Consortium pushes 'cheaper' metro plan

A new consortium of north Dublin businessmen and landowners has launched a campaign in favour of an alternative route for the…

A new consortium of north Dublin businessmen and landowners has launched a campaign in favour of an alternative route for the Dublin airport metro.

The Metro East Alliance is lobbying the Government and the Railway Procurement Agency to adopt a route to the east of the "central corridor" which is generally accepted to be the emerging preferred route.

Metro East Alliance has commissioned a report from consulting engineers Roughan & O'Donovan and planning consultant Willie Murray which claims the eastern alignment would take in up to 40 per cent more passengers, would be up to €450 million cheaper than the central corridor and give a potential "uplift" to industrial land - including IDA-backed industrial parks of up to half a billion euro.

The alliance also says the route would reduce the tunnelling required and in engineering terms be simpler to build.


The alliance includes Michael Howard, of Genvest, owner of about 45 acres close to Clonshaugh industrial estate, and builders Park Developments and Headland Developments.
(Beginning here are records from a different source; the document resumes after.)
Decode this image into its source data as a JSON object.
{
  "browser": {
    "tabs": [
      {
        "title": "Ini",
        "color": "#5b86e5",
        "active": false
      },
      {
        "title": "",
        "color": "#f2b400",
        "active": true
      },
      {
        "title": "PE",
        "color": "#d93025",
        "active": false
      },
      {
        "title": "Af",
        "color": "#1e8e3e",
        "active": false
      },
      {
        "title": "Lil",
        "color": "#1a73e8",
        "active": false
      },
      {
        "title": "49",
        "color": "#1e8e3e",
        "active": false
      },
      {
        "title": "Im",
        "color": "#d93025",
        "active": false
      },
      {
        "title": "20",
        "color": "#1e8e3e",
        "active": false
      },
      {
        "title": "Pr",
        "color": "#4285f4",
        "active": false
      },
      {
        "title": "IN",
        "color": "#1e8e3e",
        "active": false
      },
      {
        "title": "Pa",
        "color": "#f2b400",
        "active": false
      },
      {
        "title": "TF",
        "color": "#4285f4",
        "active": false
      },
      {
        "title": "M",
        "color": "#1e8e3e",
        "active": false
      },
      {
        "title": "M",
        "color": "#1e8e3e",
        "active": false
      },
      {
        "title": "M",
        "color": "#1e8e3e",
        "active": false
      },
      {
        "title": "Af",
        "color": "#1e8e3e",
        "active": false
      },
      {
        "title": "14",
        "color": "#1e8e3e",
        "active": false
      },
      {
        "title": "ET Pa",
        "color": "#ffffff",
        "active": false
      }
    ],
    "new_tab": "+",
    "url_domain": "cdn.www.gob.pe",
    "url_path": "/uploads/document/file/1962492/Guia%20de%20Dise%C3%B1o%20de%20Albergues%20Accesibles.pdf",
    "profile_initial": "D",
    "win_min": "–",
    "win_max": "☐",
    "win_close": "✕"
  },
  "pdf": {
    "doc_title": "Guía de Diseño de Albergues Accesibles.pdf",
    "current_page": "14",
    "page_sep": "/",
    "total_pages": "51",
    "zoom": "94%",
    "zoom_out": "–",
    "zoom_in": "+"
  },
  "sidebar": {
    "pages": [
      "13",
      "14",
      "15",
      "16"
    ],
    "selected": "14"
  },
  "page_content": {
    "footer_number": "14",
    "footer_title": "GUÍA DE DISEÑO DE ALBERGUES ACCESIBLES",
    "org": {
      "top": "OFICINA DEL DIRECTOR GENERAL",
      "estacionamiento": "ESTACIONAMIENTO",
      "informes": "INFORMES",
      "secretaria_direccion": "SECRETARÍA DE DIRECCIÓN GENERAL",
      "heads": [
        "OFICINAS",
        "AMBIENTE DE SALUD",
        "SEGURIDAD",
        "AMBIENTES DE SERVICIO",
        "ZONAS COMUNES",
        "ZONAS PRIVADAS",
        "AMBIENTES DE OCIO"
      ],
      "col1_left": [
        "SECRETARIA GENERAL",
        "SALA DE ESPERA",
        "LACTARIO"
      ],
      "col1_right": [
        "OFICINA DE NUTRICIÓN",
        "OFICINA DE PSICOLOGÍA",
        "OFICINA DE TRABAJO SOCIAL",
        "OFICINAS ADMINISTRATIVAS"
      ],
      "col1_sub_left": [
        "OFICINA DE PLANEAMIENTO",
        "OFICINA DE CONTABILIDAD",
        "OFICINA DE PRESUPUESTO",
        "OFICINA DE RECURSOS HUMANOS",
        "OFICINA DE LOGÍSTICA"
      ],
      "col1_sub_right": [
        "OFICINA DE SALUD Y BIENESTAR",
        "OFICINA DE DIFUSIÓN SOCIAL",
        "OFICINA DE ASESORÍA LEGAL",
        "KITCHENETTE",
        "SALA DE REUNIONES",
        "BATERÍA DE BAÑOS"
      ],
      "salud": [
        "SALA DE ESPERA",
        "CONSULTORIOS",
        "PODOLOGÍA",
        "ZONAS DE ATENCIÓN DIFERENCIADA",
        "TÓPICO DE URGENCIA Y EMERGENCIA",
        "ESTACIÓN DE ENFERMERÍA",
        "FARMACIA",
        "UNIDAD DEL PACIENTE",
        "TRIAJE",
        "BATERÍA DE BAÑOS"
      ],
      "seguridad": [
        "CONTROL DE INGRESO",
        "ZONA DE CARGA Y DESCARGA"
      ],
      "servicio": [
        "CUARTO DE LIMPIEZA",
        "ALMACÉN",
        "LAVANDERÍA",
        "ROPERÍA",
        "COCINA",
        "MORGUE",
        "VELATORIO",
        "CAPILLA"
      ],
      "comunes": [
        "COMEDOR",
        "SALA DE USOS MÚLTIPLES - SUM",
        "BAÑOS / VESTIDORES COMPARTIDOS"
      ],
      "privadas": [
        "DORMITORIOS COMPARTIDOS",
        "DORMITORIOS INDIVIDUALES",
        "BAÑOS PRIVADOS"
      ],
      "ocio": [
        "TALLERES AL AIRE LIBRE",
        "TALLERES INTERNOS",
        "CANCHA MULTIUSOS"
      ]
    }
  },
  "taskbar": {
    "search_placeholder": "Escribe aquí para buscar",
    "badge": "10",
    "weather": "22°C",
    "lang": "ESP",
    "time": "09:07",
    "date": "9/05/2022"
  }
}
Gerry Duggan, an infrastructure consultant and non-executive director of Irish Rail, has been appointed to run Metro East Alliance alongside consultant surveyor Paul Pugh, a former property manager for Aer Rianta.

Mr Duggan told The Irish Times the eastern alignment would be similar to the central corridor between the city centre and Drumcondra with a stop serving the Mater Hospital.

From there the route goes to stops at Griffith Avenue, Whitehall and Santry before swinging east to Kilmore and north again to Clonshaugh and approaching the airport from the east to a terminal on the site of the current car park. The Drumcondra stop would also double as a stop for Croke Park.

In contrast the central alignment, which is emerging as the preferred route, would go under St Patrick's College heading north-west under Griffith Avenue to a stop close to DCU, and on through two stops in Ballymun, central and north, via a stop called Metropark to the airport.

Mr Duggan said the consortium was "upfront" about being landowners and developers in the Clonshoulgh/Kilmore area but said the State was also a large landowner in the area through IDA holdings and he maintained the authorities at Beaumont hospital had leant support to the plan.

The eastern alignment would also benefit northside areas with poor public transport and would connect with commuter rail and the proposed orbital metro.

While the route would not serve Ballymun directly, Mr Duggan said the proposal there was to put the rail lines "on stilts, looking in first-floor windows".

Under the Government's timetable for transport infrastructure the Luas red and Green Lines are to be linked in the city centre at surface level by 2008. Metro north, the metro serving Dublin airport and Swords in north County Dublin, is to be completed by 2012.

Tim O'Brien

Tim O'Brien

Tim O'Brien is an Irish Times journalist